Giving credit to the sources you use when writing a research paper shows where you obtained your research; for academic papers, writing bibliographies and reference lists are usually mandatory any time you consult and/or cite sources.
Bibliographies and reference lists are not the same thing, however. The most important distinction between the two is that a bibliography lists all consulted sources, and reference lists include all cited sources.
Writing bibliographies dictate that you include every source you consult during your research. That means articles, websites, books and more that you read during the research process or reading about a topic are included. Even the sources you do not directly cite in your paper are included.
Bibliographies should not be confused with annotated bibliographies, which are in-depth summaries of consulted sources. The best approach to writing bibliographies is to keep a working bibliography, or a list of the sources you consult as you consult them while conducting research and evaluating sources.
Writing a reference list (or works cited page as it is called in MLA format) involves creating a list of only those sources you directly or indirectly quote throughout your paper using in-text citations.
The reference format you are required to use depends on two things: the official style guide you are required to follow and/or your instructor’s preference. Some research projects or instructors may require both a list of references and a bibliography. Some instructors also use the terminology for a bibliography and reference list interchangeably, even when they mean one particular format. If you are not positive which format to follow based on your instructions, ask your instructor for clarification.
There are many different official style guides, and each requires either a bibliography or a reference list. Make sure you understand which reference style is required, so you can follow the correct formatting guidelines for specific bibliographic information. Here is a list of the most commonly used style guides and their required reference format:
APA – reference list
MLA – works cited
Oxford – bibliography
Harvard – reference list
Chicago Manual of Style – bibliography
Keeping a working bibliography can save you significant time while evaluating or finalizing your research paper. If you keep a running list of every source you consult while researching, you do not have to return to find bibliographic information before preparing your paper for submission.

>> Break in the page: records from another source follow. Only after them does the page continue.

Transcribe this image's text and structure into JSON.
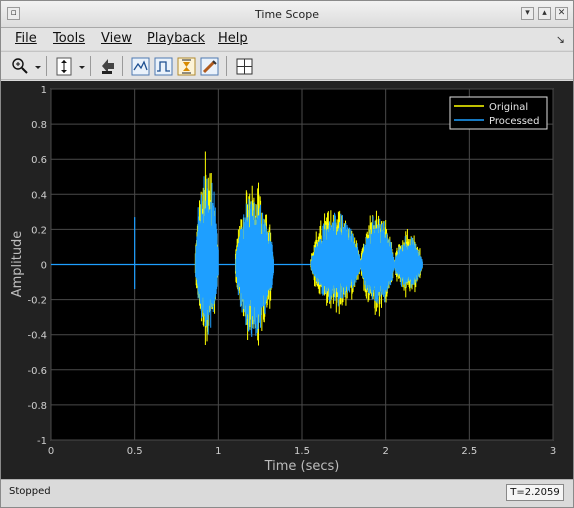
{
  "window": {
    "title": "Time Scope"
  },
  "menu": {
    "items": [
      "File",
      "Tools",
      "View",
      "Playback",
      "Help"
    ]
  },
  "toolbar": {
    "icons": [
      "zoom-icon",
      "dropdown-arrow-icon",
      "scale-axes-icon",
      "dropdown-arrow-icon",
      "step-forward-icon",
      "trigger-icon",
      "measurement-icon",
      "cursor-measurement-icon",
      "peak-finder-icon",
      "layout-icon"
    ]
  },
  "chart_data": {
    "type": "line",
    "xlabel": "Time (secs)",
    "ylabel": "Amplitude",
    "xlim": [
      0,
      3
    ],
    "ylim": [
      -1,
      1
    ],
    "xticks": [
      "0",
      "0.5",
      "1",
      "1.5",
      "2",
      "2.5",
      "3"
    ],
    "yticks": [
      "1",
      "0.8",
      "0.6",
      "0.4",
      "0.2",
      "0",
      "-0.2",
      "-0.4",
      "-0.6",
      "-0.8",
      "-1"
    ],
    "grid": true,
    "legend_position": "top-right",
    "series": [
      {
        "name": "Original",
        "color": "#ffff00"
      },
      {
        "name": "Processed",
        "color": "#1e9fff"
      }
    ],
    "bursts": [
      {
        "t0": 0.86,
        "t1": 1.0,
        "peak": 0.68,
        "trough": -0.5,
        "processed_peak": 0.6
      },
      {
        "t0": 1.1,
        "t1": 1.33,
        "peak": 0.52,
        "trough": -0.54,
        "processed_peak": 0.45
      },
      {
        "t0": 1.55,
        "t1": 1.85,
        "peak": 0.37,
        "trough": -0.3,
        "processed_peak": 0.32
      },
      {
        "t0": 1.85,
        "t1": 2.05,
        "peak": 0.34,
        "trough": -0.32,
        "processed_peak": 0.3
      },
      {
        "t0": 2.05,
        "t1": 2.22,
        "peak": 0.22,
        "trough": -0.2,
        "processed_peak": 0.18
      }
    ],
    "spikes": [
      {
        "t": 0.5,
        "value": 0.27,
        "trough": -0.14
      }
    ],
    "end_time": 2.22
  },
  "status": {
    "text": "Stopped",
    "time": "T=2.2059"
  },
  "colors": {
    "plot_bg": "#000000",
    "frame_bg": "#222222",
    "grid": "#4a4a4a",
    "axis_text": "#cfcfcf"
  }
}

Whether you use a reference sheet or a bibliography, carefully record all bibliographic information. The purpose of these reference formats is not only to give credit to the original sources, but also to provide readers with a way to find additional information on the topic if they wish to read a source in its entirety. If you use good note-taking strategies and note-taking methods as you research, you should have all the bibliographic information recorded and ready to put into the proper format.